It’s no accident that the White House has selected this measure to try to goad the Democrats, who, for the last several months, have been clear on one thing: no congressional deal on Dreamers would be acceptable unless it included a pathway to citizenship. The Bridge Act doesn’t just come up well short of that; in effect, it simply prolongs the status quo. Federal judges have already blocked the Trump Administration’s effort to cancel DACA, meaning the program is, for the time being, held in place. It’s a precarious situation—only existing recipients can renew their status, and new applications aren’t being accepted—but the Bridge Act is hardly a significant improvement. “The White House hasn’t released a bill yet, but the three years under the Bridge Act is not a three-year extension of DACA,” Kamal Essaheb, the policy director of the National Immigration Law Center, told me on Saturday. “Under the original Bridge Act, the protections end at a certain date in the future. So, if the Bridge Act is enacted today, all work permits would expire in January, 2022, for example. That’s not much of a give, because someone renewing their DACA status today would likely get a work permit into mid- to late 2021.” There’s a chance that the Supreme Court will hear the Trump Administration’s case for ending DACA, but as of now the Justices have not shown any sign that they will; it seems increasingly unlikely, therefore, that the Trump Administration’s appeal will be heard during the Court’s current term. An additional inducement offered by the President, on Saturday, has a similarly stale logic. He proposed a three-year extension of temporary protected status (T.P.S.), which allows victims of war and natural disasters to live and work in the United States, for the three hundred thousand people who lost it over the last two years because of Trump. In October, a federal judge in California blocked the Trump Administration’s efforts to end their T.P.S.
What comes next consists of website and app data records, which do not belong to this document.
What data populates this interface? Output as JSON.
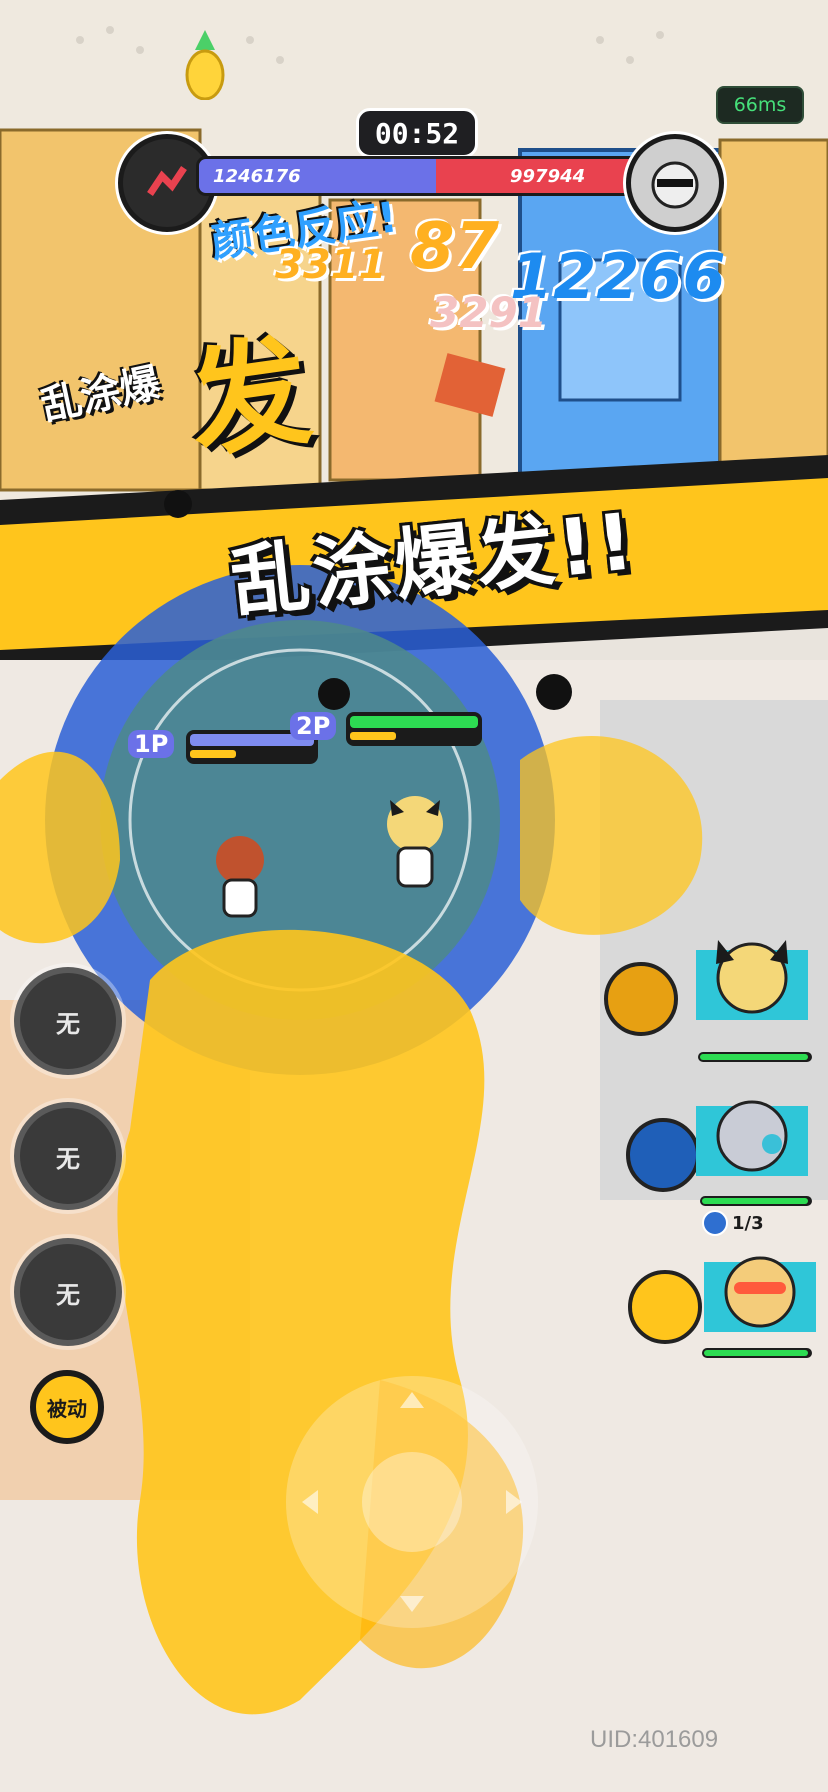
{
  "hud": {
    "timer": "00:52",
    "ping": "66ms",
    "score_left": "1246176",
    "score_right": "997944",
    "uid": "UID:401609"
  },
  "effects": {
    "main_banner": "乱涂爆发!!",
    "burst_small": "乱涂爆",
    "burst_big": "发",
    "chain_text": "颜色反应!",
    "damage_numbers": [
      "3311",
      "12266",
      "3291",
      "87"
    ]
  },
  "players": {
    "p1_tag": "1P",
    "p2_tag": "2P"
  },
  "skills": {
    "slot1": "无",
    "slot2": "无",
    "slot3": "无",
    "passive": "被动"
  },
  "team": {
    "char2_counter": "1/3"
  },
  "colors": {
    "team_blue": "#6b71e8",
    "team_red": "#e9424f",
    "paint_yellow": "#ffc51c",
    "hp_green": "#2ddc52"
  }
}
The President proposed a raft of other measures, few of them new or meaningfully different than the terms already being haggled over. He wanted to add more border agents; invest in immigration judges; increase drug-detection technology at the border. The Democrats, who on Friday proposed to add a billion dollars to border-security funding, shouldn’t be particularly opposed to any of these details on their own. Their objection, however, is both more general and more explicit: they want to reopen the government first, and then deal with Homeland Security policies.

Ultimately, the most revealing aspect of Saturday’s proposal is the bland predictability of it. Last year, around this time, the President backed himself into the same corner: he agreed, in an Oval Office meeting with Chuck Schumer, to trade close to five times the wall funding he wants now for a path to citizenship for Dreamers. Immediately afterward, he changed his mind, triggering a government shutdown. Earlier that month, Republicans and Democrats in the Senate came to him with a bipartisan solution for Dreamers, which included changes to legal immigration and redoubled funding for border security—in short, all the measures the President had publicly demanded. He responded by blowing up the deal on the spot. Once more, Trump is hoping that the Democrats will flinch, and that no one will remember how we got here in the first place.

Doonesbury — More twitterpation.